#### TASK TO COMPLETE
Check each line of the records for "name"; collect those that have it.

#### ENTRIES SHOWN
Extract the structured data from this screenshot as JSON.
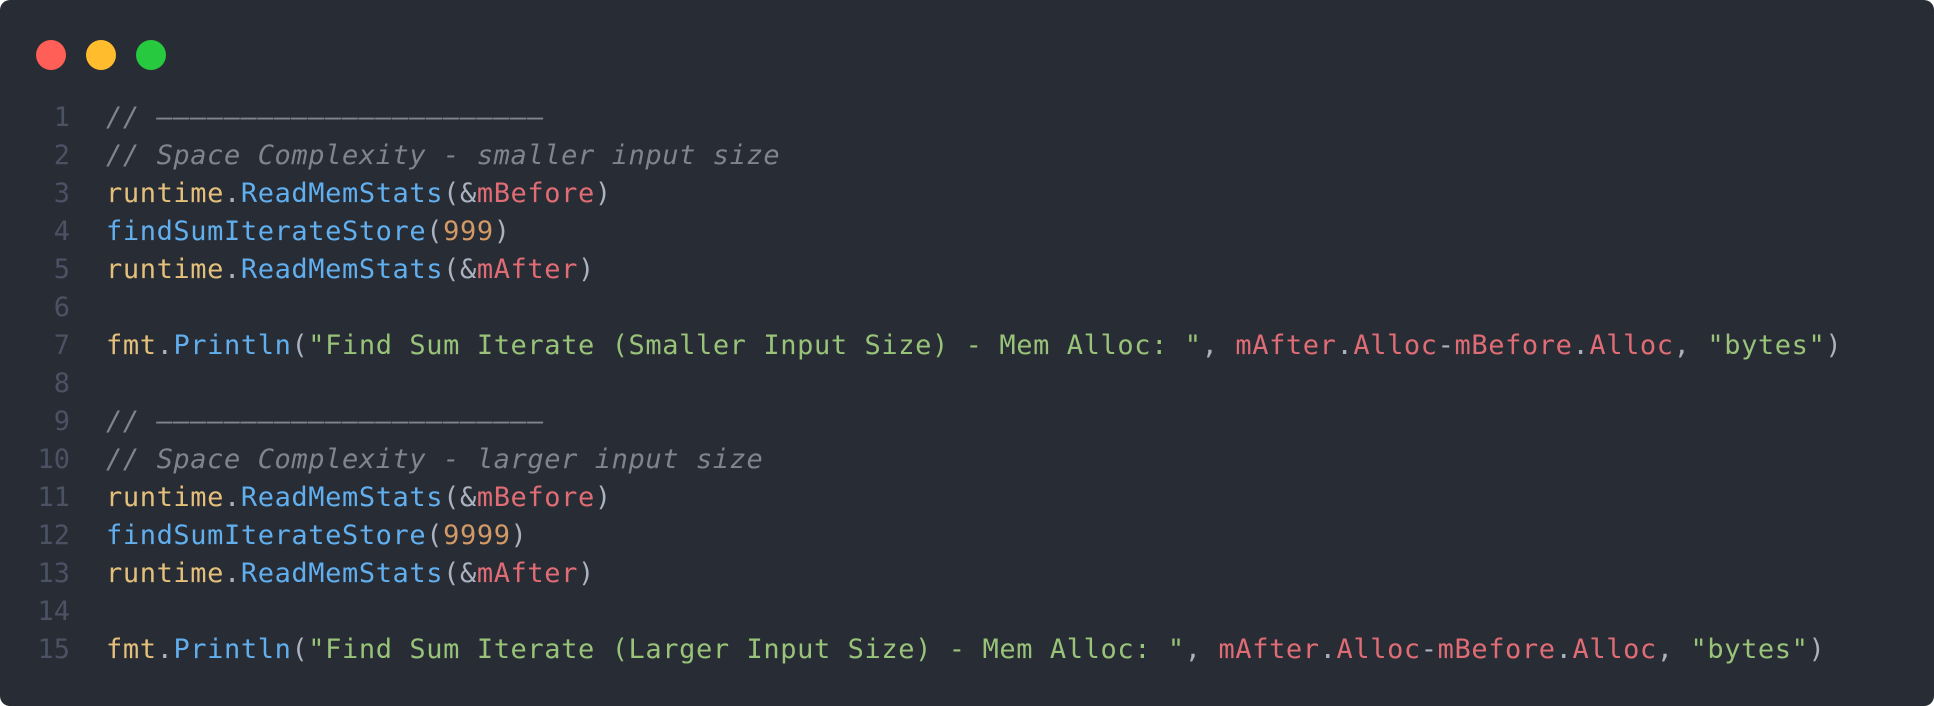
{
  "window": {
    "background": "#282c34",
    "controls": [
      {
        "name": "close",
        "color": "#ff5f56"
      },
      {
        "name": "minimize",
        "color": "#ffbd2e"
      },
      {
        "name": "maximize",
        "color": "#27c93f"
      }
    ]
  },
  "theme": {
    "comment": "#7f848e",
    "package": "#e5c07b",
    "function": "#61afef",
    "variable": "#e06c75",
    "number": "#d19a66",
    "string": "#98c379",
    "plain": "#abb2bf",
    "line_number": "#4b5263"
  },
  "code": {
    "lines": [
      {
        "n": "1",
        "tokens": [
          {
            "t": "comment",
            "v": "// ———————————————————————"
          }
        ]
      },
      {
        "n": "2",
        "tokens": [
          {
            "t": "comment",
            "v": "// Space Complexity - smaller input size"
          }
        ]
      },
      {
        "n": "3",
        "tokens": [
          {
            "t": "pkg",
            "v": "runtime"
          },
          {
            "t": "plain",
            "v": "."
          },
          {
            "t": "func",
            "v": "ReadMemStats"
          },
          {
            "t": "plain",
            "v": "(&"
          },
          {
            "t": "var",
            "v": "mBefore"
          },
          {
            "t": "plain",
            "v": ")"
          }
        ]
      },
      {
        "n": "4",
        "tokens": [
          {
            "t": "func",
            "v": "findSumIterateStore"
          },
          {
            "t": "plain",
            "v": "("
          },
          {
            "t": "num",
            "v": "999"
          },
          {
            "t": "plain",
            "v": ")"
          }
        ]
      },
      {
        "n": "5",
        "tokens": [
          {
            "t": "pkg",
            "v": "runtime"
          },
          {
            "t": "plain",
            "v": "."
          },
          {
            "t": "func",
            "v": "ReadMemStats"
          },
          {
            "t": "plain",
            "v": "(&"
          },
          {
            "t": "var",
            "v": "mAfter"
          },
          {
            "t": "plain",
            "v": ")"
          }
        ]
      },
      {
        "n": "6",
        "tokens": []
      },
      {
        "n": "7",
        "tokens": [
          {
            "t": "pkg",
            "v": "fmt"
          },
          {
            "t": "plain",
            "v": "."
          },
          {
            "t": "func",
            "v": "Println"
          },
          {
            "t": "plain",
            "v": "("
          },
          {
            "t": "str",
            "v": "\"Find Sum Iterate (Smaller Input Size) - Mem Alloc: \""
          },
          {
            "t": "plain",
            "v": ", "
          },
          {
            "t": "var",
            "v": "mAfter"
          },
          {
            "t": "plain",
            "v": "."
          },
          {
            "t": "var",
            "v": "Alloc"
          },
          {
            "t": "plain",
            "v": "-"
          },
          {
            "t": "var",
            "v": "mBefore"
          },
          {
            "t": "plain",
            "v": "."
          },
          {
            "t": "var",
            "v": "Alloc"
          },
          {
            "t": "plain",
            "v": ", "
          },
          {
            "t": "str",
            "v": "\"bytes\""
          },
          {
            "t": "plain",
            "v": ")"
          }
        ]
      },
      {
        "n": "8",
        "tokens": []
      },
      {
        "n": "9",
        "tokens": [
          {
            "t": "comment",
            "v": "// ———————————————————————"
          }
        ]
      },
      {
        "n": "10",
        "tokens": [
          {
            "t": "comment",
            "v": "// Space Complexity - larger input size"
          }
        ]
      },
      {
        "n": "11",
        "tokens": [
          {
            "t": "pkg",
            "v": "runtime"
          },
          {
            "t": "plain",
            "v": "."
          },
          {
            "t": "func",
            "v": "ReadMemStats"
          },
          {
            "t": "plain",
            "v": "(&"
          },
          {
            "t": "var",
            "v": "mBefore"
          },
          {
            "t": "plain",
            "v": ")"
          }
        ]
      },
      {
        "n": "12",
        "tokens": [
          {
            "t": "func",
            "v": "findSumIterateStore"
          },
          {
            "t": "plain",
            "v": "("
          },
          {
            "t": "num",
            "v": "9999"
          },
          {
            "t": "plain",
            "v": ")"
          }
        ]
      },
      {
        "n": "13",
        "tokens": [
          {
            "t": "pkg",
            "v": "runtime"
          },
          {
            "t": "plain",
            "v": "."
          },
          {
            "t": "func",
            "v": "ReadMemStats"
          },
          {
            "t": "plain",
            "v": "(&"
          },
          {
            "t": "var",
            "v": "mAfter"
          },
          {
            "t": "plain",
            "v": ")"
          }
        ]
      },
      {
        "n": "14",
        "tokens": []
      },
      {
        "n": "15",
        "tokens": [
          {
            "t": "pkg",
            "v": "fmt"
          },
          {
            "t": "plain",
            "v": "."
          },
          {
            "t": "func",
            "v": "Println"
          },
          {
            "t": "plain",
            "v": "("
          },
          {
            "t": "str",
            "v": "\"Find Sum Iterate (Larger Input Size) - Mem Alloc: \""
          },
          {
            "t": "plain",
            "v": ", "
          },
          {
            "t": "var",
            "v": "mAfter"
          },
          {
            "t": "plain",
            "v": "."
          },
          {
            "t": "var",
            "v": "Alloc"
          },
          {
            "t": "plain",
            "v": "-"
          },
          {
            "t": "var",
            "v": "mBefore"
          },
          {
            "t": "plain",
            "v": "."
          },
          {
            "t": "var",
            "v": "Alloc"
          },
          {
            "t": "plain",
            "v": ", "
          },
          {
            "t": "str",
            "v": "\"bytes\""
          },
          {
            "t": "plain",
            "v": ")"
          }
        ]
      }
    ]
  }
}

#### EXERCISE RESPONSE
        "name": "close",
        "name": "minimize",
        "name": "maximize",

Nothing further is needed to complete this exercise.